What you will do.
For each line of the data that includes the word "location", copy the line.

Data records for software interfaces.
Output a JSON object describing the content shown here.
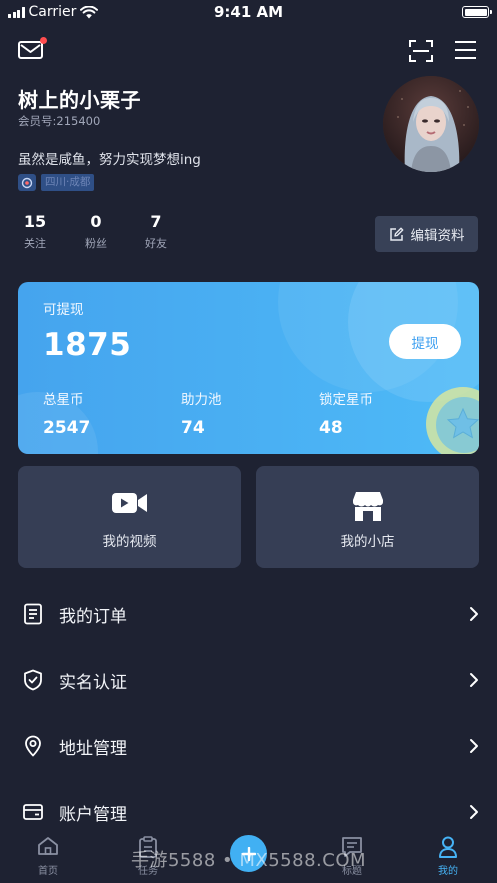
{
  "status_bar": {
    "carrier": "Carrier",
    "time": "9:41 AM"
  },
  "profile": {
    "username": "树上的小栗子",
    "member_id": "会员号:215400",
    "bio": "虽然是咸鱼，努力实现梦想ing",
    "location": "四川·成都"
  },
  "stats": [
    {
      "value": "15",
      "label": "关注"
    },
    {
      "value": "0",
      "label": "粉丝"
    },
    {
      "value": "7",
      "label": "好友"
    }
  ],
  "edit_button": {
    "label": "编辑资料"
  },
  "wallet": {
    "withdrawable_label": "可提现",
    "withdrawable_amount": "1875",
    "withdraw_button": "提现",
    "items": [
      {
        "label": "总星币",
        "value": "2547"
      },
      {
        "label": "助力池",
        "value": "74"
      },
      {
        "label": "锁定星币",
        "value": "48"
      }
    ]
  },
  "tiles": [
    {
      "label": "我的视频",
      "icon": "video-camera-icon"
    },
    {
      "label": "我的小店",
      "icon": "store-icon"
    }
  ],
  "menu": [
    {
      "label": "我的订单",
      "icon": "order-document-icon"
    },
    {
      "label": "实名认证",
      "icon": "shield-check-icon"
    },
    {
      "label": "地址管理",
      "icon": "location-pin-icon"
    },
    {
      "label": "账户管理",
      "icon": "wallet-card-icon"
    }
  ],
  "tab_bar": {
    "tabs": [
      {
        "label": "首页",
        "icon": "home-icon"
      },
      {
        "label": "任务",
        "icon": "clipboard-icon"
      },
      {
        "label": "标题",
        "icon": "message-icon"
      },
      {
        "label": "我的",
        "icon": "user-icon"
      }
    ],
    "active_index": 3
  },
  "watermark": "手游5588 • MX5588.COM",
  "colors": {
    "background": "#1e2232",
    "accent": "#46b3f5",
    "card_gradient_start": "#45a4ee",
    "card_gradient_end": "#4ebaf7",
    "tile_background": "#363e55",
    "badge": "#ff4d4f"
  }
}
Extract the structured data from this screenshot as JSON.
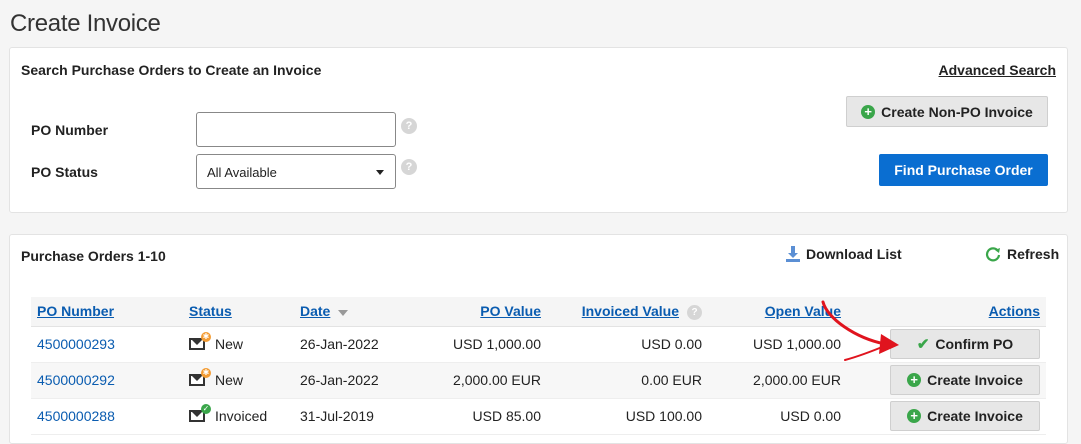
{
  "page": {
    "title": "Create Invoice"
  },
  "search": {
    "title": "Search Purchase Orders to Create an Invoice",
    "advanced_search": "Advanced Search",
    "po_number_label": "PO Number",
    "po_number_value": "",
    "po_status_label": "PO Status",
    "po_status_value": "All Available",
    "help_glyph": "?",
    "create_non_po_label": "Create Non-PO Invoice",
    "find_po_label": "Find Purchase Order"
  },
  "orders": {
    "title": "Purchase Orders 1-10",
    "download_label": "Download List",
    "refresh_label": "Refresh",
    "columns": {
      "po_number": "PO Number",
      "status": "Status",
      "date": "Date",
      "po_value": "PO Value",
      "invoiced_value": "Invoiced Value",
      "open_value": "Open Value",
      "actions": "Actions"
    },
    "rows": [
      {
        "po_number": "4500000293",
        "status": "New",
        "date": "26-Jan-2022",
        "po_value": "USD 1,000.00",
        "invoiced_value": "USD 0.00",
        "open_value": "USD 1,000.00",
        "action": "Confirm PO"
      },
      {
        "po_number": "4500000292",
        "status": "New",
        "date": "26-Jan-2022",
        "po_value": "2,000.00 EUR",
        "invoiced_value": "0.00 EUR",
        "open_value": "2,000.00 EUR",
        "action": "Create Invoice"
      },
      {
        "po_number": "4500000288",
        "status": "Invoiced",
        "date": "31-Jul-2019",
        "po_value": "USD 85.00",
        "invoiced_value": "USD 100.00",
        "open_value": "USD 0.00",
        "action": "Create Invoice"
      }
    ]
  },
  "colors": {
    "accent": "#0a6ed1",
    "link": "#0a5cb0",
    "plus_green": "#3aa64a",
    "annotation_red": "#e0141e"
  }
}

Exercise answer.
    "location": "四川·成都"
      "icon": "location-pin-icon"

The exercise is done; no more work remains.